Cantata for the 12th Sunday after Trinity
Urtext Stuttgarter Bach-Ausgaben (Revised Edition)
|for||Solo voice (alto), organ (obl.), orchestra, basso continuo|
|Musical Editions||Study score (Urtext edition)|
|Author / Composer||Johann Sebastian Bach|
|Scope||68 pages; 15 × 21 cm|
|Year of origin||1726|
|Publisher / Producer||Carus Verlag|
|Producer No.||CV 31.035/07|
Scoring: 3 Ob, Taille (Eh), Org o, 2 Vl, Va, Bc
The alto cantata "Geist und Seele wird verwirret" has seven movements; in the opening movements of the two parts of the cantata, a lost concerto by Bach survives in its original form, which he had arranged for organ. There is also an obbligato organ part in all the three arias, sometimes including virtuosic writing. Lehms takes the Gospel reading for the 12th Sunday after Trinity, which deals with the healing of a deaf and dumb person, and makes it apply more universally: God wants to open the ears of the faithful soul and loosen its tongue, so that it can praise his wonderful works. Unlike most of the other cantatas, in line with the text model Bach avoids the use of a choir for the concluding movement of the work.

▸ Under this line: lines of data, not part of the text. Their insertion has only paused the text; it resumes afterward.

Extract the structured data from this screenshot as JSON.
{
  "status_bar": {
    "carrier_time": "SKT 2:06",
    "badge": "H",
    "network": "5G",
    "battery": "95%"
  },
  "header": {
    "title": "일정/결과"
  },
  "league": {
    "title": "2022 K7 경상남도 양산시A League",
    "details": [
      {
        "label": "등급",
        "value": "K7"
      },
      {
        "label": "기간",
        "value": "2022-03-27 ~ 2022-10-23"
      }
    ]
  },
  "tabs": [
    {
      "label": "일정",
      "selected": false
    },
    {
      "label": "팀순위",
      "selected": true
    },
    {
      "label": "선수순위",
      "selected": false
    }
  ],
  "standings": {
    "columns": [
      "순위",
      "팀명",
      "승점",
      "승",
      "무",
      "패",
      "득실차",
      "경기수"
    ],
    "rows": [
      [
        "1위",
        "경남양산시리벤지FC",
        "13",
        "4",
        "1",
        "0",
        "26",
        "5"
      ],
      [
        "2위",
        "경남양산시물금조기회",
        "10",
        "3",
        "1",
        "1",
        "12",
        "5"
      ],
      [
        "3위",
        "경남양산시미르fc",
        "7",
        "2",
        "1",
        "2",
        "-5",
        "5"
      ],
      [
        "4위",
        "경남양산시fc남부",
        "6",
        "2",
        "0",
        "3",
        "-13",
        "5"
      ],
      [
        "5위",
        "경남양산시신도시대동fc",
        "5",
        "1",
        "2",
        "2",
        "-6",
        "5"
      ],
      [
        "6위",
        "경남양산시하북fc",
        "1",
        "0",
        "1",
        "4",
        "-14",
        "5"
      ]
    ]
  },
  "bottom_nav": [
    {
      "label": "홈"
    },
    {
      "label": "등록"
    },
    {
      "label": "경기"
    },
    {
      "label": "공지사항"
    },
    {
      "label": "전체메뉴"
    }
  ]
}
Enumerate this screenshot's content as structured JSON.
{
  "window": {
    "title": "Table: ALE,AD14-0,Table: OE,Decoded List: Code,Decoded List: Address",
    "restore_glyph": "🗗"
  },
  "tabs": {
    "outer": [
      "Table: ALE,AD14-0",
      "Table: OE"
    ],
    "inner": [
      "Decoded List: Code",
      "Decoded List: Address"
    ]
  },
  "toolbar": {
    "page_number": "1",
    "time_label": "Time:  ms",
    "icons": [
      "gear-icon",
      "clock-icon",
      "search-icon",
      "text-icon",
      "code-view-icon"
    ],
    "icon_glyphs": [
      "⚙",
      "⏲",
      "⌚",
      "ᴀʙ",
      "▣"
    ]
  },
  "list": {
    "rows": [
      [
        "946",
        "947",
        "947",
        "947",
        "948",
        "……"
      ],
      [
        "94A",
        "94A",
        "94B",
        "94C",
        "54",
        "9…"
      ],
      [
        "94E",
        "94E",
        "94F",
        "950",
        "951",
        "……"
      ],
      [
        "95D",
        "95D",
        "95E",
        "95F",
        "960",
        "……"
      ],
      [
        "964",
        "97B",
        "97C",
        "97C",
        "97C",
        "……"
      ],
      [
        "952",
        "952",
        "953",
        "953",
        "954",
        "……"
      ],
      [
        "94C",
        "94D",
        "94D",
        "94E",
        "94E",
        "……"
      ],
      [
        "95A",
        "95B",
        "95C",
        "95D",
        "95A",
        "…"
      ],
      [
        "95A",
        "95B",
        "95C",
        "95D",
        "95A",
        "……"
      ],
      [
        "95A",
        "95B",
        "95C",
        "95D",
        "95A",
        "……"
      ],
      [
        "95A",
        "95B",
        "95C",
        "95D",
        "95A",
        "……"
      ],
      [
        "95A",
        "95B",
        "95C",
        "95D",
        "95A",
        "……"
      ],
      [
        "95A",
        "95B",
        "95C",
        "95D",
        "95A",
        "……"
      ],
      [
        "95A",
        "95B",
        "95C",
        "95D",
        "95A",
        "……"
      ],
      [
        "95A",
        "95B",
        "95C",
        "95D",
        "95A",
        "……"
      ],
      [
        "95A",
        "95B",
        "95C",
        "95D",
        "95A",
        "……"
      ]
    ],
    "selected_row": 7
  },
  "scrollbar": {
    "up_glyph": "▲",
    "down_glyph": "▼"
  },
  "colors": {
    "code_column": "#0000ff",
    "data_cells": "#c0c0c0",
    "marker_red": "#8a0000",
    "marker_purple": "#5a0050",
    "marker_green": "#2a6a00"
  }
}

The cantata was written for the 12th Sunday after Trinity which fell on 8 September 1726 in the year of its first performance. The text comes from the collection Gottgefälliges Kirchen-Opffer by Georg Christian Lehms, who was court poet and court librarian in Darmstadt. From his Weimar period onwards, Bach set several texts from this collection.